To follow are some general tips for exercise which Gibson provides for individuals with MS. Please note that before beginning any exercise program, individuals should consult their physician.
- Different types of exercises may be done to improve function in weak muscles. These include “active” exercises (performed independently by the patient), “active-assistive” exercises (patient is assisted either by another person, or patient assists him/herself, such as when using the stronger arm to support the weak one to perform an exercise), and/or “resistive” exercises (using items to provide resistance, such as weights, elastic band, etc.).
- Stretching exercises may be done several times throughout the day to keep muscles limber.
- For non-ambulatory patients, programs may include partial weight-bearing exercises, movement with the help of special standing equipment, and repeating the moves needed to transfer from one spot to another.
- Keep in mind that with exercise and MS, quality is important, not quantity.
- Overexertion can cause a rise in core body temperature, which can temporarily worsen symptoms.
- Following exercise, some muscle fatigue or general fatigue may be expected, but if exercise-induced fatigue continues beyond 30 minutes, the exercise was too rigorous.
- If extremities are difficult to lift, do not add weights.
- If using weights, begin with the smallest weight available, then progress very slowly.
Gibson concludes, “The key to being successful with an exercise program is to make it more enjoyable; this will encourage greater compliance. Even in the general population where MS is not a factor, only one-third of those in an exercise program continue to exercise beyond one year.
“Finding a fitness partner can help to make workouts more fun. Participants need to schedule workouts and make them non-negotiable. Keeping an exercise log or journal to chart progress — noting any new achievements — is a good motivational tool. Progress is typically slow, however, and those working out should be aware of this and not become discouraged.”

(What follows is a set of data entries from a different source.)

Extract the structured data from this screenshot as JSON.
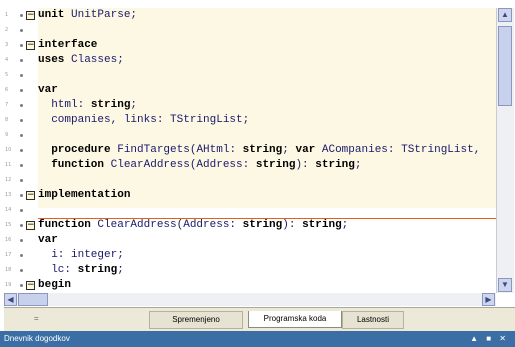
{
  "editor": {
    "lines": [
      {
        "num": "1",
        "fold": "minus",
        "segments": [
          {
            "t": "unit",
            "kw": true
          },
          {
            "t": " UnitParse;",
            "kw": false
          }
        ]
      },
      {
        "num": "2",
        "fold": "",
        "segments": []
      },
      {
        "num": "3",
        "fold": "minus",
        "segments": [
          {
            "t": "interface",
            "kw": true
          }
        ]
      },
      {
        "num": "4",
        "fold": "",
        "segments": [
          {
            "t": "uses",
            "kw": true
          },
          {
            "t": " Classes;",
            "kw": false
          }
        ]
      },
      {
        "num": "5",
        "fold": "",
        "segments": []
      },
      {
        "num": "6",
        "fold": "",
        "segments": [
          {
            "t": "var",
            "kw": true
          }
        ]
      },
      {
        "num": "7",
        "fold": "",
        "segments": [
          {
            "t": "  html: ",
            "kw": false
          },
          {
            "t": "string",
            "kw": true
          },
          {
            "t": ";",
            "kw": false
          }
        ]
      },
      {
        "num": "8",
        "fold": "",
        "segments": [
          {
            "t": "  companies, links: TStringList;",
            "kw": false
          }
        ]
      },
      {
        "num": "9",
        "fold": "",
        "segments": []
      },
      {
        "num": "10",
        "fold": "",
        "segments": [
          {
            "t": "  ",
            "kw": false
          },
          {
            "t": "procedure",
            "kw": true
          },
          {
            "t": " FindTargets(AHtml: ",
            "kw": false
          },
          {
            "t": "string",
            "kw": true
          },
          {
            "t": "; ",
            "kw": false
          },
          {
            "t": "var",
            "kw": true
          },
          {
            "t": " ACompanies: TStringList,",
            "kw": false
          }
        ]
      },
      {
        "num": "11",
        "fold": "",
        "segments": [
          {
            "t": "  ",
            "kw": false
          },
          {
            "t": "function",
            "kw": true
          },
          {
            "t": " ClearAddress(Address: ",
            "kw": false
          },
          {
            "t": "string",
            "kw": true
          },
          {
            "t": "): ",
            "kw": false
          },
          {
            "t": "string",
            "kw": true
          },
          {
            "t": ";",
            "kw": false
          }
        ]
      },
      {
        "num": "12",
        "fold": "",
        "segments": []
      },
      {
        "num": "13",
        "fold": "minus",
        "segments": [
          {
            "t": "implementation",
            "kw": true
          }
        ]
      },
      {
        "num": "14",
        "fold": "",
        "segments": []
      },
      {
        "num": "15",
        "fold": "minus",
        "segments": [
          {
            "t": "function",
            "kw": true
          },
          {
            "t": " ClearAddress(Address: ",
            "kw": false
          },
          {
            "t": "string",
            "kw": true
          },
          {
            "t": "): ",
            "kw": false
          },
          {
            "t": "string",
            "kw": true
          },
          {
            "t": ";",
            "kw": false
          }
        ]
      },
      {
        "num": "16",
        "fold": "",
        "segments": [
          {
            "t": "var",
            "kw": true
          }
        ]
      },
      {
        "num": "17",
        "fold": "",
        "segments": [
          {
            "t": "  i: integer;",
            "kw": false
          }
        ]
      },
      {
        "num": "18",
        "fold": "",
        "segments": [
          {
            "t": "  lc: ",
            "kw": false
          },
          {
            "t": "string",
            "kw": true
          },
          {
            "t": ";",
            "kw": false
          }
        ]
      },
      {
        "num": "19",
        "fold": "minus",
        "segments": [
          {
            "t": "begin",
            "kw": true
          }
        ]
      }
    ]
  },
  "tabs": {
    "eq": "=",
    "items": [
      {
        "label": "Spremenjeno",
        "active": false
      },
      {
        "label": "Programska koda",
        "active": true
      },
      {
        "label": "Lastnosti",
        "active": false
      }
    ]
  },
  "statusbar": {
    "title": "Dnevnik dogodkov",
    "icons": "▲ ■ ✕"
  },
  "colors": {
    "code_bg": "#fcf8e4",
    "separator": "#e0631a",
    "status_bg": "#3a6ea5"
  }
}
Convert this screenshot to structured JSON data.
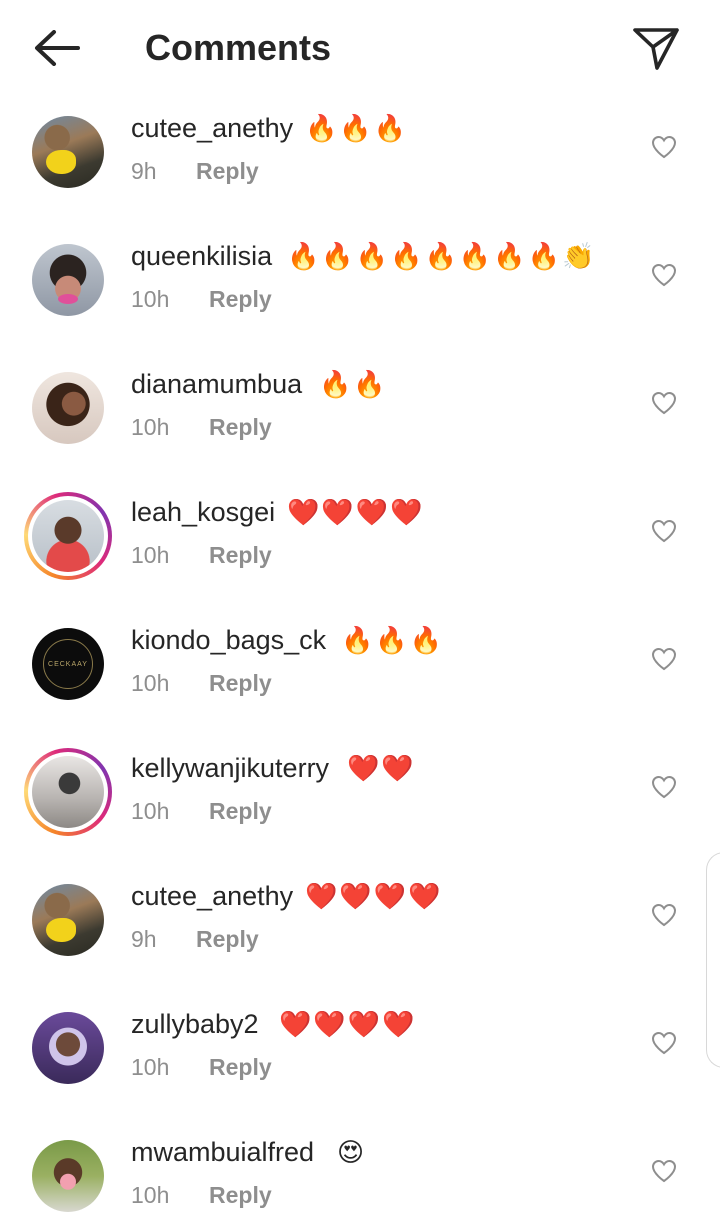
{
  "header": {
    "title": "Comments",
    "back_icon": "arrow-left-icon",
    "send_icon": "paper-plane-icon"
  },
  "comments": [
    {
      "username": "cutee_anethy",
      "emojis": "🔥🔥🔥",
      "time": "9h",
      "reply": "Reply",
      "avatar": "av-cutee",
      "story": false
    },
    {
      "username": "queenkilisia",
      "emojis": "🔥🔥🔥🔥🔥🔥🔥🔥👏",
      "time": "10h",
      "reply": "Reply",
      "avatar": "av-queen",
      "story": false
    },
    {
      "username": "dianamumbua",
      "emojis": "🔥🔥",
      "time": "10h",
      "reply": "Reply",
      "avatar": "av-diana",
      "story": false
    },
    {
      "username": "leah_kosgei",
      "emojis": "❤️❤️❤️❤️",
      "time": "10h",
      "reply": "Reply",
      "avatar": "av-leah",
      "story": true
    },
    {
      "username": "kiondo_bags_ck",
      "emojis": "🔥🔥🔥",
      "time": "10h",
      "reply": "Reply",
      "avatar": "av-kiondo",
      "story": false,
      "avatar_text": "CECKAAY"
    },
    {
      "username": "kellywanjikuterry",
      "emojis": "❤️❤️",
      "time": "10h",
      "reply": "Reply",
      "avatar": "av-kelly",
      "story": true
    },
    {
      "username": "cutee_anethy",
      "emojis": "❤️❤️❤️❤️",
      "time": "9h",
      "reply": "Reply",
      "avatar": "av-cutee",
      "story": false
    },
    {
      "username": "zullybaby2",
      "emojis": "❤️❤️❤️❤️",
      "time": "10h",
      "reply": "Reply",
      "avatar": "av-zully",
      "story": false
    },
    {
      "username": "mwambuialfred",
      "emojis": "😍",
      "time": "10h",
      "reply": "Reply",
      "avatar": "av-mwam",
      "story": false
    }
  ]
}
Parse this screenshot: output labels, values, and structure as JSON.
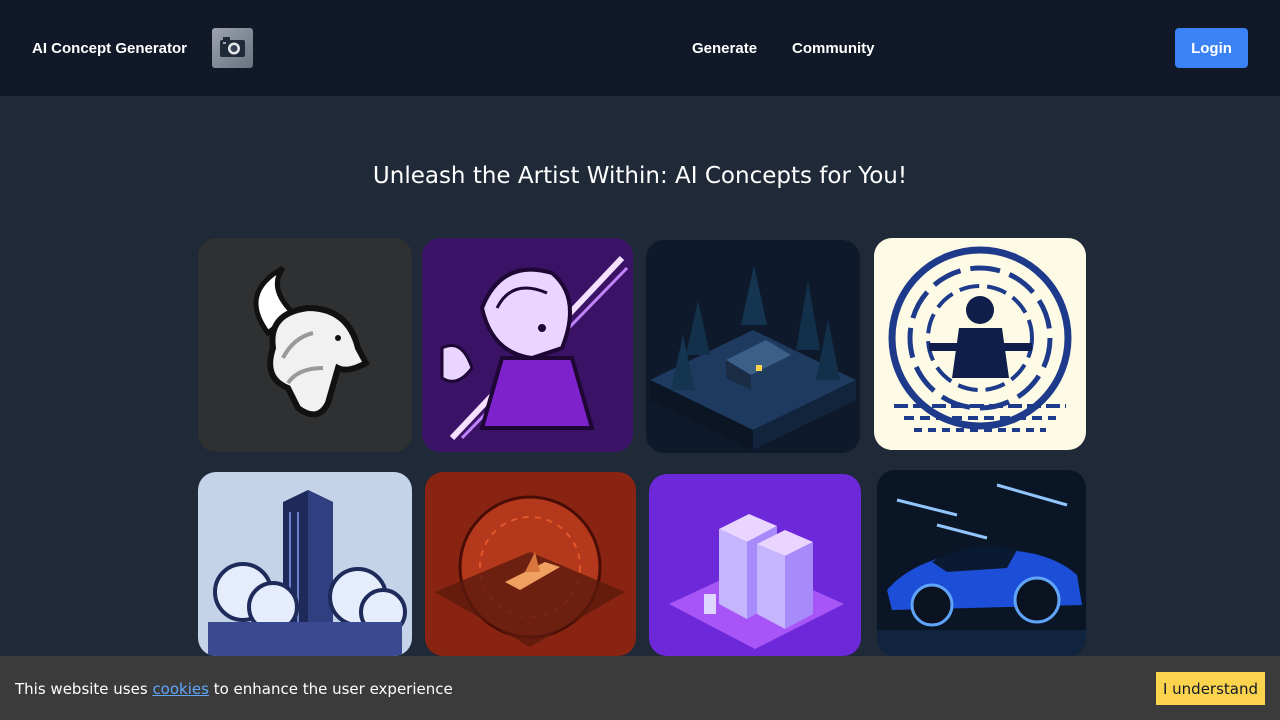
{
  "header": {
    "brand": "AI Concept Generator",
    "logo_icon": "camera-icon",
    "nav": [
      {
        "label": "Generate"
      },
      {
        "label": "Community"
      }
    ],
    "login_label": "Login"
  },
  "hero": {
    "title": "Unleash the Artist Within: AI Concepts for You!"
  },
  "gallery": [
    {
      "subject": "white goat head logo",
      "bg": "#2f3031"
    },
    {
      "subject": "anime swordsman with katana",
      "bg": "#3b1366"
    },
    {
      "subject": "isometric cabin in dark forest",
      "bg": "#0e1a2b"
    },
    {
      "subject": "figure seated on bench in circular maze",
      "bg": "#fdfbe6"
    },
    {
      "subject": "isometric skyscraper in clouds",
      "bg": "#c5d3e8"
    },
    {
      "subject": "spaceship over red planet",
      "bg": "#8a2412"
    },
    {
      "subject": "purple isometric server racks",
      "bg": "#6d28d9"
    },
    {
      "subject": "blue sports car in garage",
      "bg": "#0a1626"
    }
  ],
  "cookie": {
    "text_before": "This website uses ",
    "link": "cookies",
    "text_after": " to enhance the user experience",
    "accept_label": "I understand"
  },
  "colors": {
    "navbar_bg": "#111827",
    "page_bg": "#1f2937",
    "primary_button": "#3b82f6",
    "cookie_bar_bg": "#3b3b3b",
    "accept_button": "#fcd34d",
    "link": "#60a5fa"
  }
}
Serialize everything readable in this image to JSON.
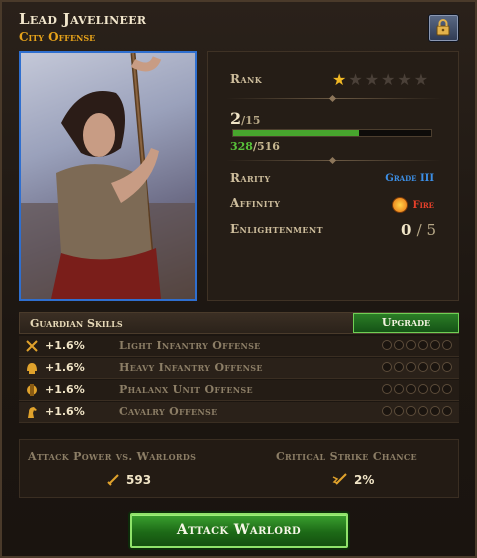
{
  "header": {
    "title": "Lead Javelineer",
    "subtitle": "City Offense"
  },
  "icons": {
    "lock": "lock-icon",
    "star": "star-icon",
    "fire": "fire-icon",
    "sword": "sword-icon",
    "critical": "critical-strike-icon"
  },
  "info": {
    "rank_label": "Rank",
    "rank_stars_filled": 1,
    "rank_stars_total": 6,
    "level": "2",
    "level_max": "/15",
    "xp_current": "328",
    "xp_max": "/516",
    "xp_fraction": 0.636,
    "rarity_label": "Rarity",
    "rarity_value": "Grade III",
    "affinity_label": "Affinity",
    "affinity_value": "Fire",
    "enlightenment_label": "Enlightenment",
    "enlightenment_value": "0",
    "enlightenment_max": "/ 5"
  },
  "skills": {
    "header": "Guardian Skills",
    "upgrade_label": "Upgrade",
    "items": [
      {
        "value": "+1.6%",
        "name": "Light Infantry Offense",
        "icon": "crossed-swords-icon"
      },
      {
        "value": "+1.6%",
        "name": "Heavy Infantry Offense",
        "icon": "helmet-icon"
      },
      {
        "value": "+1.6%",
        "name": "Phalanx Unit Offense",
        "icon": "phalanx-helmet-icon"
      },
      {
        "value": "+1.6%",
        "name": "Cavalry Offense",
        "icon": "horse-icon"
      }
    ]
  },
  "stats": {
    "attack_label": "Attack Power vs. Warlords",
    "attack_value": "593",
    "crit_label": "Critical Strike Chance",
    "crit_value": "2%"
  },
  "actions": {
    "attack_label": "Attack Warlord"
  },
  "colors": {
    "accent_gold": "#e6a21a",
    "xp_green": "#47a52d",
    "grade_blue": "#3c8fe6",
    "fire_red": "#e8402a",
    "portrait_border": "#2f6fcf"
  }
}
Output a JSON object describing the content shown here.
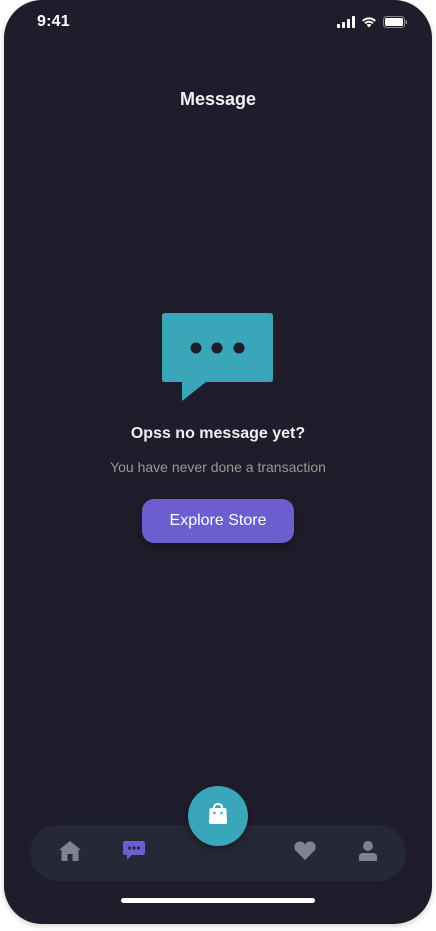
{
  "status_bar": {
    "time": "9:41",
    "signal_icon": "signal-icon",
    "wifi_icon": "wifi-icon",
    "battery_icon": "battery-icon"
  },
  "header": {
    "title": "Message"
  },
  "empty_state": {
    "icon": "chat-bubble-icon",
    "title": "Opss no message yet?",
    "subtitle": "You have never done a transaction",
    "button_label": "Explore Store"
  },
  "bottom_nav": {
    "active": "messages",
    "items": [
      {
        "id": "home",
        "icon": "home-icon"
      },
      {
        "id": "messages",
        "icon": "chat-icon"
      },
      {
        "id": "cart",
        "icon": "shopping-bag-icon"
      },
      {
        "id": "wishlist",
        "icon": "heart-icon"
      },
      {
        "id": "profile",
        "icon": "user-icon"
      }
    ]
  },
  "colors": {
    "background": "#1f1d2b",
    "nav_background": "#252836",
    "accent": "#6c5ecf",
    "secondary": "#39a6b9",
    "text_primary": "#f1f0f2",
    "text_secondary": "#999999",
    "icon_inactive": "#808191"
  }
}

Many thanks go to Valerie Gibson and Brian Hutchinson for their assistance with this article. Gibson is a physical therapist and founder of Advanced Physical Therapy and Rehabilitation Center, LLC in Vienna, Virginia, specializing in neurorehabilitation. Readers may visit the center’s website by going to www.aptrehab.com; the center may also be contacted by calling (703) 749-0223.
Hutchinson works as a physical therapist for The Heuga Center, located in Edwards, Colorado, which specializes in education and wellness for individuals with MS. Readers may visit The Heuga Center’s website at www.heuga.org; the center may also be contacted by calling (800) 367-3101.
For more information and resources on weakness, assistive devices, or physical therapy, readers may contact MSAA’s Helpline at (800) 532-7667.
MSAA booklet, Multiple Sclerosis, Managing Symptoms, third edition, 2002.
Burks JS, Johnson KP, Multiple Sclerosis — Diagnosis, Medical Management, and Rehabilitation, Demos Medical Publishing, New York, 2000.
Schapiro, RT, Managing the Symptoms of Multiple Sclerosis, fourth edition, Demos Medical Publishing, New York, 2003.
As with all of MSAA’s articles, the information provided is for patient education only. Readers are strongly advised to consult their treating physician or other medical professional before making any changes to their treatment, diet, and exercise regimens, as well as to their activities and/or lifestyle.